▶ [PROBLEM TO SOLVE] Every single entry must be restated word for word.
Top of DATASET RECORDS
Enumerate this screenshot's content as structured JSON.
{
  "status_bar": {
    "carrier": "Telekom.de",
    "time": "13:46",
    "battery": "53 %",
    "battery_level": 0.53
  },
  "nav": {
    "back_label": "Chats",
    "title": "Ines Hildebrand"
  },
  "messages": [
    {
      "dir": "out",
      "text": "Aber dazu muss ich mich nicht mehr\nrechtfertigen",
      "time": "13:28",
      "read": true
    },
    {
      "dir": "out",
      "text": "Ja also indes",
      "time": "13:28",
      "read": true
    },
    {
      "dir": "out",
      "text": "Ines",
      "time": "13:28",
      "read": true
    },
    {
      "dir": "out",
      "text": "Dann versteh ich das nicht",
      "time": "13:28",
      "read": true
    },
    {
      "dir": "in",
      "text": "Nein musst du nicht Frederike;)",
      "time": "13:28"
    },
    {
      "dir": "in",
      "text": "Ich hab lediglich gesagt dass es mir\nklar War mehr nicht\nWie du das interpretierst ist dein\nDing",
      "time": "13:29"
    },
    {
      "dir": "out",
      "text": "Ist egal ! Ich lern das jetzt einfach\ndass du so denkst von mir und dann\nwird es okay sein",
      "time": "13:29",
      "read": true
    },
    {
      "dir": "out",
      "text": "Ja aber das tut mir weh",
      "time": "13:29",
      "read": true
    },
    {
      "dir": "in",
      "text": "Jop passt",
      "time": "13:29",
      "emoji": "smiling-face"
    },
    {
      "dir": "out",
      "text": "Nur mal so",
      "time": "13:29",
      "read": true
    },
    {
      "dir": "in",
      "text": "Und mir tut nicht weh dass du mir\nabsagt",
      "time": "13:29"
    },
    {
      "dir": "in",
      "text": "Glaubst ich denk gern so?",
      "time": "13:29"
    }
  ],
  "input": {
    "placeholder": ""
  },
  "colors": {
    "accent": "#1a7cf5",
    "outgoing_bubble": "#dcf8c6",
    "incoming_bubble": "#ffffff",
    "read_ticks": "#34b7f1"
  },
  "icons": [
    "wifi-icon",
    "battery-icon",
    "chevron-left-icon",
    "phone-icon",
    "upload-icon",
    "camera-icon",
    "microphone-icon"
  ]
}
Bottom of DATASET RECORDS
▶ [OUTPUT FOR THIS EXERCISE]
Enumerate this screenshot's content as structured JSON.
{
  "status_bar": {
    "carrier": "Telekom.de",
    "time": "13:46",
    "battery": "53 %",
    "battery_level": 0.53
  },
  "nav": {
    "back_label": "Chats",
    "title": "Ines Hildebrand"
  },
  "messages": [
    {
      "dir": "out",
      "text": "Aber dazu muss ich mich nicht mehr\nrechtfertigen",
      "time": "13:28",
      "read": true
    },
    {
      "dir": "out",
      "text": "Ja also indes",
      "time": "13:28",
      "read": true
    },
    {
      "dir": "out",
      "text": "Ines",
      "time": "13:28",
      "read": true
    },
    {
      "dir": "out",
      "text": "Dann versteh ich das nicht",
      "time": "13:28",
      "read": true
    },
    {
      "dir": "in",
      "text": "Nein musst du nicht Frederike;)",
      "time": "13:28"
    },
    {
      "dir": "in",
      "text": "Ich hab lediglich gesagt dass es mir\nklar War mehr nicht\nWie du das interpretierst ist dein\nDing",
      "time": "13:29"
    },
    {
      "dir": "out",
      "text": "Ist egal ! Ich lern das jetzt einfach\ndass du so denkst von mir und dann\nwird es okay sein",
      "time": "13:29",
      "read": true
    },
    {
      "dir": "out",
      "text": "Ja aber das tut mir weh",
      "time": "13:29",
      "read": true
    },
    {
      "dir": "in",
      "text": "Jop passt",
      "time": "13:29",
      "emoji": "smiling-face"
    },
    {
      "dir": "out",
      "text": "Nur mal so",
      "time": "13:29",
      "read": true
    },
    {
      "dir": "in",
      "text": "Und mir tut nicht weh dass du mir\nabsagt",
      "time": "13:29"
    },
    {
      "dir": "in",
      "text": "Glaubst ich denk gern so?",
      "time": "13:29"
    }
  ],
  "input": {
    "placeholder": ""
  },
  "colors": {
    "accent": "#1a7cf5",
    "outgoing_bubble": "#dcf8c6",
    "incoming_bubble": "#ffffff",
    "read_ticks": "#34b7f1"
  },
  "icons": [
    "wifi-icon",
    "battery-icon",
    "chevron-left-icon",
    "phone-icon",
    "upload-icon",
    "camera-icon",
    "microphone-icon"
  ]
}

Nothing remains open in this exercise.